1. The measure defines app-based drivers as workers who either provide on-demand delivery services or pre-arranged transportation services in a personal vehicle through a business’s online application or platform.
2. Engaged time does not include time waiting for a ride-hailing or delivery request, time after a request has been cancelled by a customer or time after a request is abandoned by the driver.
3. Legislative Analyst Office, “Staffing to Address New Independent Contractor Test,” 2020, https://lao.ca.gov/Publications/Report/4151?utm_source=laowww&utm_medium=email&utm_campaign=4151
4. Lyft, “Economic Impact Report, 2020,” https://www.lyftimpact.com/stats/states/california
5. Separate from this ballot measure, Uber and Lyft have been challenging the employment classification in the courts. In May of this year, the state Attorney General as well as city attorneys from San Francisco, Los Angeles and San Diego, sued Uber and Lyft for failure to reclassify their workers after AB 5 went into effect. The San Francisco Superior Court sided with the state in early August, ruling that Uber and Lyft drivers are employees, though the lawsuit has been appealed. California is one of several fronts of this employee classification conflict: Uber is currently appealing a similar decision in the U.K. and in Massachusetts.

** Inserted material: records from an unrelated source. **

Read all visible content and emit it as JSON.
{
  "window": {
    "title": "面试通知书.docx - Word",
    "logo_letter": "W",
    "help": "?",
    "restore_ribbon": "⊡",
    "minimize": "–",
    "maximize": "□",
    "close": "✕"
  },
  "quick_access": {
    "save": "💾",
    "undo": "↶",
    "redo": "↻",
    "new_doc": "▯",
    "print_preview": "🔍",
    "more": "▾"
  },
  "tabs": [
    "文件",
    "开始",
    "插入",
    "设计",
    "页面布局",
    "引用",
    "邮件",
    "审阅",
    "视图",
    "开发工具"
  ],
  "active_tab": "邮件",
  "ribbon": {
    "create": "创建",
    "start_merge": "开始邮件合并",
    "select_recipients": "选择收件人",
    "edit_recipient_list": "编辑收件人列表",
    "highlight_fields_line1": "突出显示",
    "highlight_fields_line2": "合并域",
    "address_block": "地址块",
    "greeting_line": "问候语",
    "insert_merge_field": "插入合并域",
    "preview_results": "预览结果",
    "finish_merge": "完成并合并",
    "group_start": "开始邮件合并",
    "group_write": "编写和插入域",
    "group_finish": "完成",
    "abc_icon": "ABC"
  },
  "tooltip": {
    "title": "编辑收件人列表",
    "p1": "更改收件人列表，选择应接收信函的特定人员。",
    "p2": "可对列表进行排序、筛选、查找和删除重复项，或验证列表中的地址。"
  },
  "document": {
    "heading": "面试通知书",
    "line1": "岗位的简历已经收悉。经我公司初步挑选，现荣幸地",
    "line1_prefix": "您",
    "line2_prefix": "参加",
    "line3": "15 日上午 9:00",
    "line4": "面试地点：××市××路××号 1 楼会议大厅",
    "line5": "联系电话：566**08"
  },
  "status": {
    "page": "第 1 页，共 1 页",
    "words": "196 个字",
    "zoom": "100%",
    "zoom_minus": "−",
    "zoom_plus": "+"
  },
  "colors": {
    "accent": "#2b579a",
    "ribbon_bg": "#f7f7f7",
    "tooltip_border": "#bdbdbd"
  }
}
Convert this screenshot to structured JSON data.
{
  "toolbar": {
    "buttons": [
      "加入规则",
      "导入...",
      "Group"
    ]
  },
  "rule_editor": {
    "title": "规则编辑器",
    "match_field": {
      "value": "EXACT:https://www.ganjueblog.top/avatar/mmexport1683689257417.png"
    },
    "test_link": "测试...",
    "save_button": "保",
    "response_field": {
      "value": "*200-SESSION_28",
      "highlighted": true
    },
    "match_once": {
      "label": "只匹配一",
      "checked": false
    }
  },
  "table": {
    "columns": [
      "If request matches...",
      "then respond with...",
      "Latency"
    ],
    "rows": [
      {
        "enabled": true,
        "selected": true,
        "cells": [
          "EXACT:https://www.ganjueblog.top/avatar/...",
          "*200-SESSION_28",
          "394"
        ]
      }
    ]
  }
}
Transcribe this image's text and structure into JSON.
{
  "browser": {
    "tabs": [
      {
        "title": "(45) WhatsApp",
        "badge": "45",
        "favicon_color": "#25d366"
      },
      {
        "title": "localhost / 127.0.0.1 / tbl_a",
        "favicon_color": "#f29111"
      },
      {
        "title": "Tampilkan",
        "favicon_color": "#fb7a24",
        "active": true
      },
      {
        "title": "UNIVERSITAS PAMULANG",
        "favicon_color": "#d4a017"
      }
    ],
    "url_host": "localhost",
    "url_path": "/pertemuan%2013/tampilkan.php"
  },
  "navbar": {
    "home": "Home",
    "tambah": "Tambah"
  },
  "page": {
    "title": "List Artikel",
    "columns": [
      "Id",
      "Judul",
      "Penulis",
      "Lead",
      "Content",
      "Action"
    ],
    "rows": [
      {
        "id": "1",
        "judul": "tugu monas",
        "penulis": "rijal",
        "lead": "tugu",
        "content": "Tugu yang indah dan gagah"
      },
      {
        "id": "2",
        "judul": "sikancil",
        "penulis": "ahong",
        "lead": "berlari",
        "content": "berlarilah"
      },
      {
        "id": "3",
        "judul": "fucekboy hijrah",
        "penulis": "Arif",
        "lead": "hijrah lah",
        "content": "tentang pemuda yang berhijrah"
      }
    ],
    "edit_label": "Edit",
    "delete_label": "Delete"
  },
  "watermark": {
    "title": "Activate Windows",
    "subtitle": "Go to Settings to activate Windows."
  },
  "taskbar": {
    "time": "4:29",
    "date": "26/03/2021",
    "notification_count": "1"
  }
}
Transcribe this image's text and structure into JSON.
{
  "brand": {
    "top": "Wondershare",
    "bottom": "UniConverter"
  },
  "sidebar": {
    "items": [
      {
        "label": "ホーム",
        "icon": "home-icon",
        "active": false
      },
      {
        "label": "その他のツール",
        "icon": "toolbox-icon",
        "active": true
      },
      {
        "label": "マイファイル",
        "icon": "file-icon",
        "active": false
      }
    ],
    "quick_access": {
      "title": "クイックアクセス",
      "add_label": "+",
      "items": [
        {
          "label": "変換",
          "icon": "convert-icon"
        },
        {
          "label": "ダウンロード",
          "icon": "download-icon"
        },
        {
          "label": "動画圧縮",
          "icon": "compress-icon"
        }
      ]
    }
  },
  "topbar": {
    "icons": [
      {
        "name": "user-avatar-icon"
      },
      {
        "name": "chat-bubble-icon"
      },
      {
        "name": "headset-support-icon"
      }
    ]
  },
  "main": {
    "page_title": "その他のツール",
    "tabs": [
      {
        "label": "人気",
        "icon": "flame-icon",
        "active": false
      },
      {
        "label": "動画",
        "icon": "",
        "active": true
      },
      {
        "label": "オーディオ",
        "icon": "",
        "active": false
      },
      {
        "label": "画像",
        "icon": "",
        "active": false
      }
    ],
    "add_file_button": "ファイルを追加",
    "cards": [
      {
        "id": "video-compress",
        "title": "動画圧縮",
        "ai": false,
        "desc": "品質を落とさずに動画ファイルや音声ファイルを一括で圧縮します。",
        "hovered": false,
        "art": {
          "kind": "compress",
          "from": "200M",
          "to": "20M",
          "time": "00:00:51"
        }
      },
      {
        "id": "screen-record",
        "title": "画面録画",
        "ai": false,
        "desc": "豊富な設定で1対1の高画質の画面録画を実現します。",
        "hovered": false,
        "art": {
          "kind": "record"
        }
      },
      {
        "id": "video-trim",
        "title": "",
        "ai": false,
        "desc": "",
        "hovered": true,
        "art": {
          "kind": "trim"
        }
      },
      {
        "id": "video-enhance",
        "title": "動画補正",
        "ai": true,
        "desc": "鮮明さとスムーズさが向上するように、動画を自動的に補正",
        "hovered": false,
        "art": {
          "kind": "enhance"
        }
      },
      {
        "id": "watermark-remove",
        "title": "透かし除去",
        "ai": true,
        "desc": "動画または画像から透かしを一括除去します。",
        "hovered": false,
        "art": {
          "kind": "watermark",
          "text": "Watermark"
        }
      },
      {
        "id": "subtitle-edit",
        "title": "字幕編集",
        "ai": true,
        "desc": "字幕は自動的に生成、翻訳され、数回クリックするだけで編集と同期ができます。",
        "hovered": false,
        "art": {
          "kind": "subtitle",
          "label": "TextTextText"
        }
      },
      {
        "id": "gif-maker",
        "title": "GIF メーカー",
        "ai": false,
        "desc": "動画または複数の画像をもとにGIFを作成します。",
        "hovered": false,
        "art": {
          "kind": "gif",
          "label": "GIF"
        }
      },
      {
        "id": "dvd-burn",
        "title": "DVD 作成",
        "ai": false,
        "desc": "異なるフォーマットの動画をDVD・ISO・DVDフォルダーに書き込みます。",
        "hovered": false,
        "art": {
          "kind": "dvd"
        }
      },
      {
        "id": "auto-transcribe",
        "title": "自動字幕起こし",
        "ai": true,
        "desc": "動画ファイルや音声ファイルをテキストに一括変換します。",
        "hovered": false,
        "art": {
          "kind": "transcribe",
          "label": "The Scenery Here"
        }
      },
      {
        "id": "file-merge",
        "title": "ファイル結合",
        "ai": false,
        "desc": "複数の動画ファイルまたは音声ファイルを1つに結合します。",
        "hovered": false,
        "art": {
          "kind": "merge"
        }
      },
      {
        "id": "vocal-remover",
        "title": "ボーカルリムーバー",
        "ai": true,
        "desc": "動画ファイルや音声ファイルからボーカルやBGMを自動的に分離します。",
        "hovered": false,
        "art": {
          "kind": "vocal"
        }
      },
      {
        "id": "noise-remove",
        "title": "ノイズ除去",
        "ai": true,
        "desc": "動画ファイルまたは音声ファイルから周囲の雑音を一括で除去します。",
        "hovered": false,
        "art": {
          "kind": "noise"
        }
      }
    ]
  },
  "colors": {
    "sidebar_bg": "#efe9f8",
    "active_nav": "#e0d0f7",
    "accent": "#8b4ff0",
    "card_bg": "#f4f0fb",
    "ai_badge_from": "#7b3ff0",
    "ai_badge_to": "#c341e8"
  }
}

6. In their wake, several new ride-hailing companies formed, including a nonprofit that adjusted prices to give drivers a bigger cut of the fare. When state of Texas intervened and the ride-hailing companies returned to Austin, many of the other services were unable to compete and went out of business.
7. Entrepreneur, “Who Exactly are Uber Drivers?”, January 22, 2015, https://www.entrepreneur.com/article/242096
8. SPUR’s recent research emphasizes the importance of flexible mobility options to augment fixed-route public transit. SPUR, The Future of Transportation, August 2020, https://www.spur.org/publications/spur-report/2020-08-11/future-transportation